(Records excerpted from a collection)
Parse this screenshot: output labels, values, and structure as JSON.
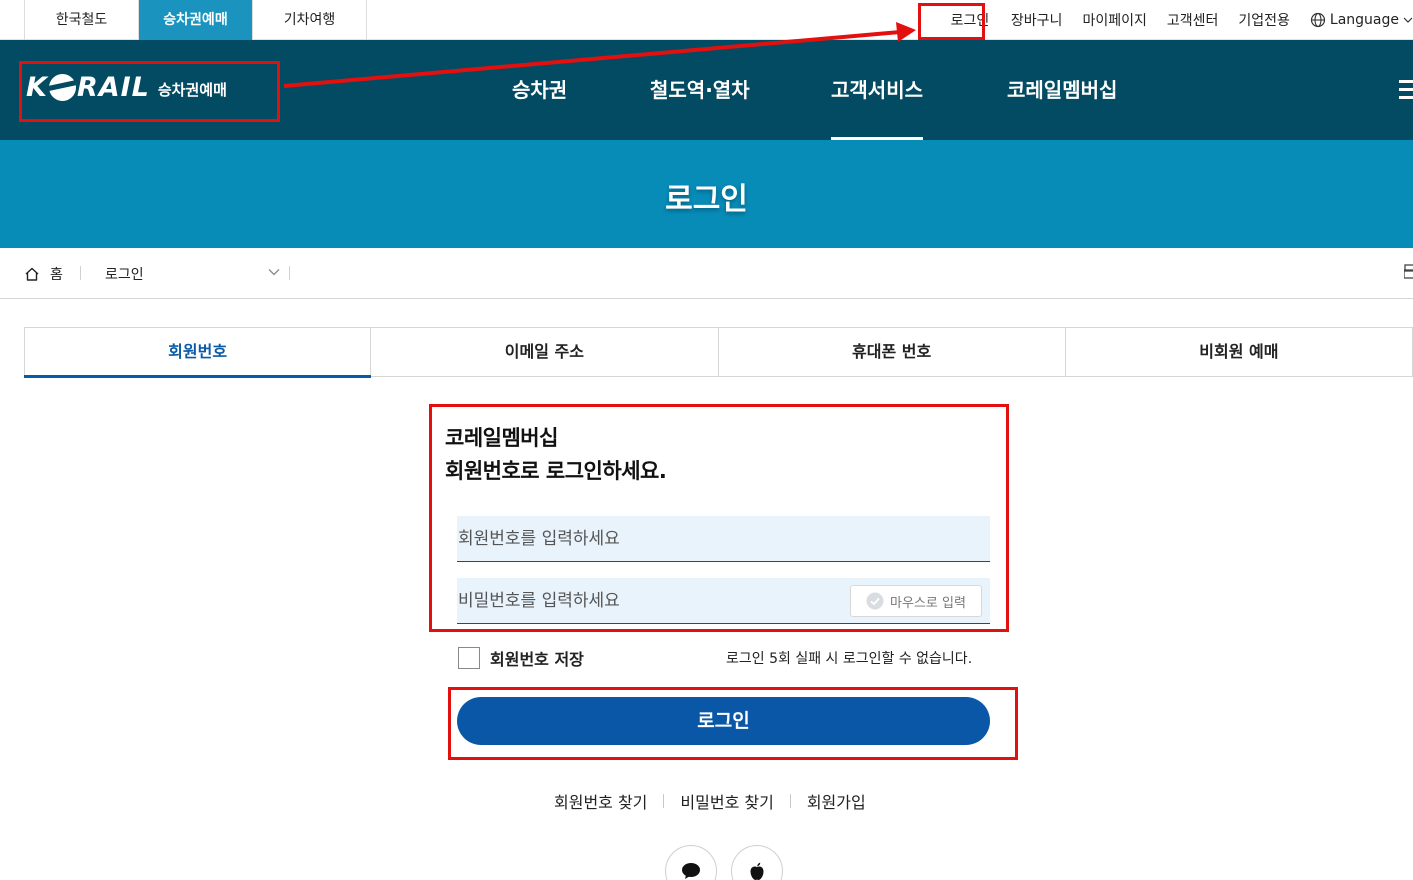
{
  "site_tabs": [
    {
      "label": "한국철도"
    },
    {
      "label": "승차권예매"
    },
    {
      "label": "기차여행"
    }
  ],
  "util_links": [
    {
      "label": "로그인"
    },
    {
      "label": "장바구니"
    },
    {
      "label": "마이페이지"
    },
    {
      "label": "고객센터"
    },
    {
      "label": "기업전용"
    },
    {
      "label": "Language"
    }
  ],
  "logo": {
    "brand": "KRAIL",
    "subtitle": "승차권예매"
  },
  "main_nav": [
    {
      "label": "승차권"
    },
    {
      "label": "철도역·열차"
    },
    {
      "label": "고객서비스"
    },
    {
      "label": "코레일멤버십"
    }
  ],
  "banner": {
    "title": "로그인"
  },
  "breadcrumb": {
    "home": "홈",
    "current": "로그인"
  },
  "login_tabs": [
    {
      "label": "회원번호"
    },
    {
      "label": "이메일 주소"
    },
    {
      "label": "휴대폰 번호"
    },
    {
      "label": "비회원 예매"
    }
  ],
  "form": {
    "heading_line1": "코레일멤버십",
    "heading_line2": "회원번호로 로그인하세요.",
    "member_placeholder": "회원번호를 입력하세요",
    "password_placeholder": "비밀번호를 입력하세요",
    "mouse_input_label": "마우스로 입력",
    "save_label": "회원번호 저장",
    "warning": "로그인 5회 실패 시 로그인할 수 없습니다.",
    "login_button": "로그인"
  },
  "helper_links": [
    {
      "label": "회원번호 찾기"
    },
    {
      "label": "비밀번호 찾기"
    },
    {
      "label": "회원가입"
    }
  ],
  "sns": [
    {
      "icon": "chat-bubble-icon"
    },
    {
      "icon": "apple-icon"
    }
  ],
  "colors": {
    "nav_bg": "#034b62",
    "banner_bg": "#078cb8",
    "active_site_tab": "#1a94bf",
    "primary_button": "#0a57a8",
    "highlight": "#e31010"
  }
}
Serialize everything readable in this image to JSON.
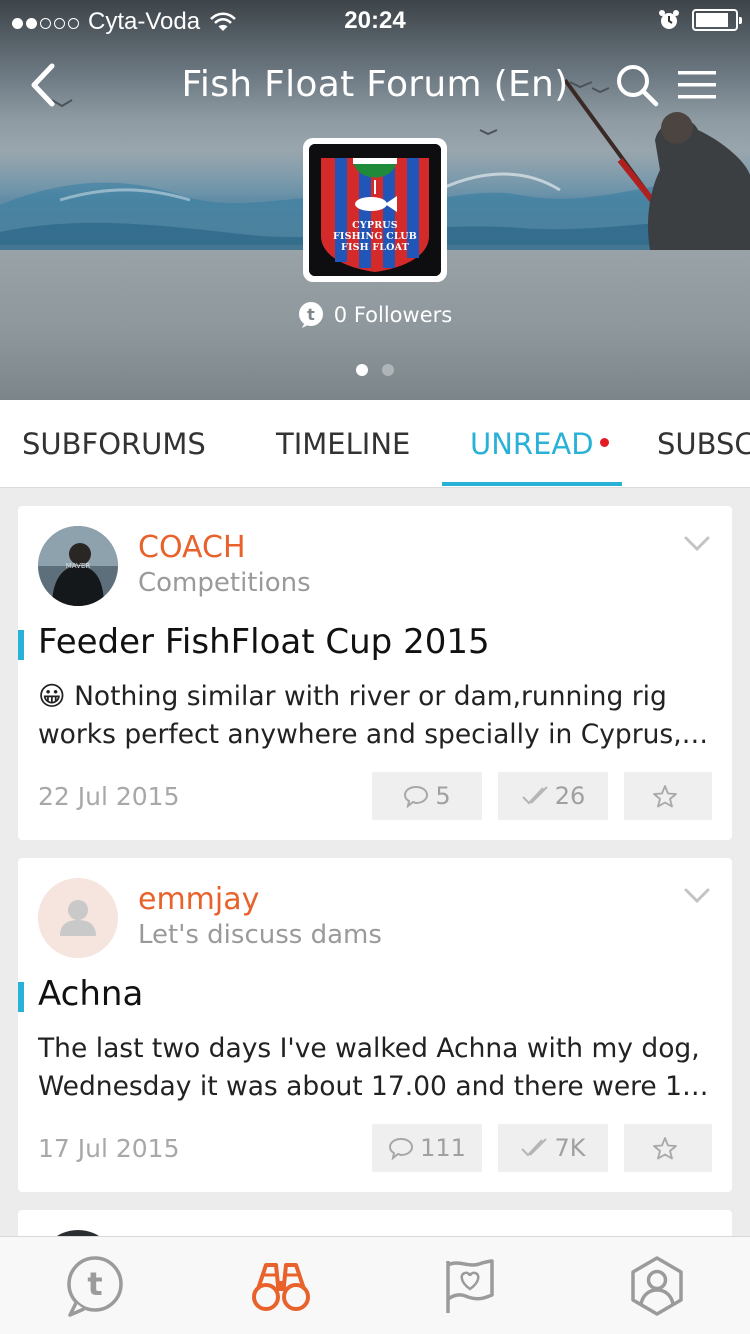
{
  "status_bar": {
    "carrier": "Cyta-Voda",
    "time": "20:24",
    "signal_bars_filled": 2,
    "signal_bars_total": 5,
    "battery_level": 0.85
  },
  "nav": {
    "title": "Fish Float Forum (En)",
    "back_icon": "chevron-left-icon",
    "search_icon": "search-icon",
    "menu_icon": "hamburger-menu-icon"
  },
  "forum": {
    "logo_text_lines": [
      "CYPRUS",
      "FISHING CLUB",
      "FISH FLOAT"
    ],
    "followers_label": "0 Followers",
    "pager_pages": 2,
    "pager_active": 0
  },
  "tabs": [
    {
      "label": "SUBFORUMS"
    },
    {
      "label": "TIMELINE"
    },
    {
      "label": "UNREAD",
      "active": true,
      "has_dot": true
    },
    {
      "label": "SUBSCRIBED"
    }
  ],
  "topics": [
    {
      "author": "COACH",
      "subforum": "Competitions",
      "title": "Feeder FishFloat Cup 2015",
      "emoji": "😀",
      "excerpt_line1": "Nothing similar with river or dam,running rig",
      "excerpt_line2": "works perfect anywhere and specially in Cyprus,l...",
      "date": "22 Jul 2015",
      "replies": "5",
      "views": "26"
    },
    {
      "author": "emmjay",
      "subforum": "Let's discuss dams",
      "title": "Achna",
      "emoji": "",
      "excerpt_line1": "The last two days I've walked Achna with my dog,",
      "excerpt_line2": "Wednesday it was about 17.00 and there were 12...",
      "date": "17 Jul 2015",
      "replies": "111",
      "views": "7K"
    }
  ],
  "bottom_bar": [
    {
      "icon": "tapatalk-icon",
      "active": false
    },
    {
      "icon": "binoculars-icon",
      "active": true
    },
    {
      "icon": "flag-heart-icon",
      "active": false
    },
    {
      "icon": "profile-icon",
      "active": false
    }
  ],
  "colors": {
    "accent_blue": "#2ab1d8",
    "author_orange": "#e8622c",
    "unread_dot": "#e31b23"
  }
}
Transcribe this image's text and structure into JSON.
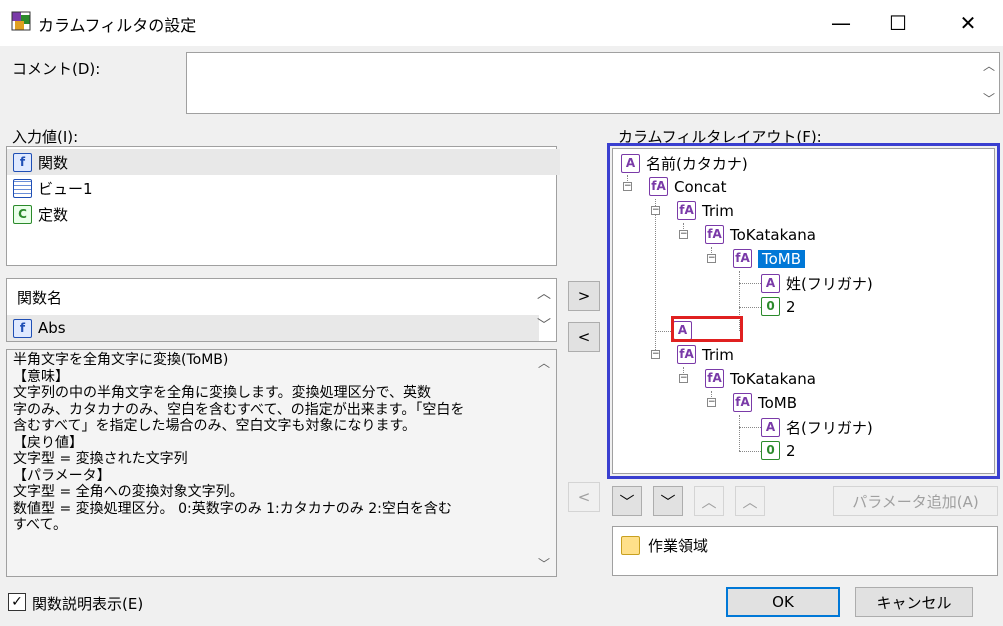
{
  "window": {
    "title": "カラムフィルタの設定",
    "controls": {
      "minimize": "—",
      "maximize": "☐",
      "close": "✕"
    }
  },
  "comment": {
    "label": "コメント(D):",
    "value": ""
  },
  "input": {
    "label": "入力値(I):",
    "items": [
      {
        "label": "関数",
        "icon": "function-book-icon"
      },
      {
        "label": "ビュー1",
        "icon": "grid-view-icon"
      },
      {
        "label": "定数",
        "icon": "constant-icon"
      }
    ]
  },
  "function_list": {
    "header": "関数名",
    "items": [
      {
        "label": "Abs",
        "icon": "function-icon"
      }
    ]
  },
  "description": {
    "lines": [
      "半角文字を全角文字に変換(ToMB)",
      "【意味】",
      "文字列の中の半角文字を全角に変換します。変換処理区分で、英数",
      "字のみ、カタカナのみ、空白を含むすべて、の指定が出来ます。「空白を",
      "含むすべて」を指定した場合のみ、空白文字も対象になります。",
      "【戻り値】",
      "文字型 = 変換された文字列",
      "【パラメータ】",
      "文字型 = 全角への変換対象文字列。",
      "数値型 = 変換処理区分。 0:英数字のみ 1:カタカナのみ 2:空白を含む",
      "すべて。"
    ]
  },
  "show_description": {
    "label": "関数説明表示(E)",
    "checked": true,
    "mark": "✓"
  },
  "layout": {
    "label": "カラムフィルタレイアウト(F):",
    "nodes": [
      {
        "text": "名前(カタカナ)",
        "icon": "A"
      },
      {
        "text": "Concat",
        "icon": "fA"
      },
      {
        "text": "Trim",
        "icon": "fA"
      },
      {
        "text": "ToKatakana",
        "icon": "fA"
      },
      {
        "text": "ToMB",
        "icon": "fA"
      },
      {
        "text": "姓(フリガナ)",
        "icon": "A"
      },
      {
        "text": "2",
        "icon": "E0"
      },
      {
        "text": "",
        "icon": "EA"
      },
      {
        "text": "Trim",
        "icon": "fA"
      },
      {
        "text": "ToKatakana",
        "icon": "fA"
      },
      {
        "text": "ToMB",
        "icon": "fA"
      },
      {
        "text": "名(フリガナ)",
        "icon": "A"
      },
      {
        "text": "2",
        "icon": "E0"
      }
    ]
  },
  "arrows": {
    "right": ">",
    "left": "<",
    "left_disabled": "<"
  },
  "order_buttons": {
    "down": "﹀",
    "down_child": "﹀",
    "up": "︿",
    "up_child": "︿"
  },
  "add_param": {
    "label": "パラメータ追加(A)"
  },
  "workspace": {
    "label": "作業領域"
  },
  "ok": {
    "label": "OK"
  },
  "cancel": {
    "label": "キャンセル"
  },
  "colors": {
    "highlight_blue": "#3a3fd0",
    "highlight_red": "#e02020",
    "selection": "#0078d7"
  }
}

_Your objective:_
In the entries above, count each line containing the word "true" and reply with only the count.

_The completed task:_
4